Try it:
In the entries that follow, which lines hold the string "Users"? List them.

### Provided material

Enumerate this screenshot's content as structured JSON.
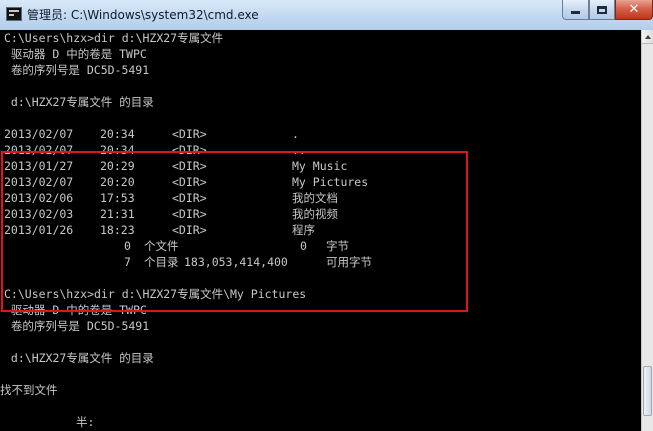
{
  "window": {
    "title": "管理员: C:\\Windows\\system32\\cmd.exe",
    "icon": "cmd-icon",
    "controls": {
      "minimize": "minimize-icon",
      "maximize": "maximize-icon",
      "close": "✕"
    }
  },
  "console": {
    "block1": {
      "prompt": "C:\\Users\\hzx>dir d:\\HZX27专属文件",
      "volume": " 驱动器 D 中的卷是 TWPC",
      "serial": " 卷的序列号是 DC5D-5491",
      "dirof": " d:\\HZX27专属文件 的目录"
    },
    "listing": [
      {
        "date": "2013/02/07",
        "time": "20:34",
        "type": "<DIR>",
        "name": "."
      },
      {
        "date": "2013/02/07",
        "time": "20:34",
        "type": "<DIR>",
        "name": ".."
      },
      {
        "date": "2013/01/27",
        "time": "20:29",
        "type": "<DIR>",
        "name": "My Music"
      },
      {
        "date": "2013/02/07",
        "time": "20:20",
        "type": "<DIR>",
        "name": "My Pictures"
      },
      {
        "date": "2013/02/06",
        "time": "17:53",
        "type": "<DIR>",
        "name": "我的文档"
      },
      {
        "date": "2013/02/03",
        "time": "21:31",
        "type": "<DIR>",
        "name": "我的视频"
      },
      {
        "date": "2013/01/26",
        "time": "18:23",
        "type": "<DIR>",
        "name": "程序"
      }
    ],
    "summary": {
      "files_count": "0",
      "files_label": "个文件",
      "files_bytes": "0",
      "files_unit": "字节",
      "dirs_count": "7",
      "dirs_label": "个目录",
      "dirs_bytes": "183,053,414,400",
      "dirs_unit": "可用字节"
    },
    "block2": {
      "prompt": "C:\\Users\\hzx>dir d:\\HZX27专属文件\\My Pictures",
      "volume": " 驱动器 D 中的卷是 TWPC",
      "serial": " 卷的序列号是 DC5D-5491",
      "dirof": " d:\\HZX27专属文件 的目录",
      "notfound": "找不到文件",
      "ime": "半:"
    },
    "highlight_color": "#e0141c",
    "text_color": "#c8c8c8",
    "background_color": "#000000"
  }
}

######

Your response:
      "prompt": "C:\\Users\\hzx>dir d:\\HZX27专属文件",
      "prompt": "C:\\Users\\hzx>dir d:\\HZX27专属文件\\My Pictures",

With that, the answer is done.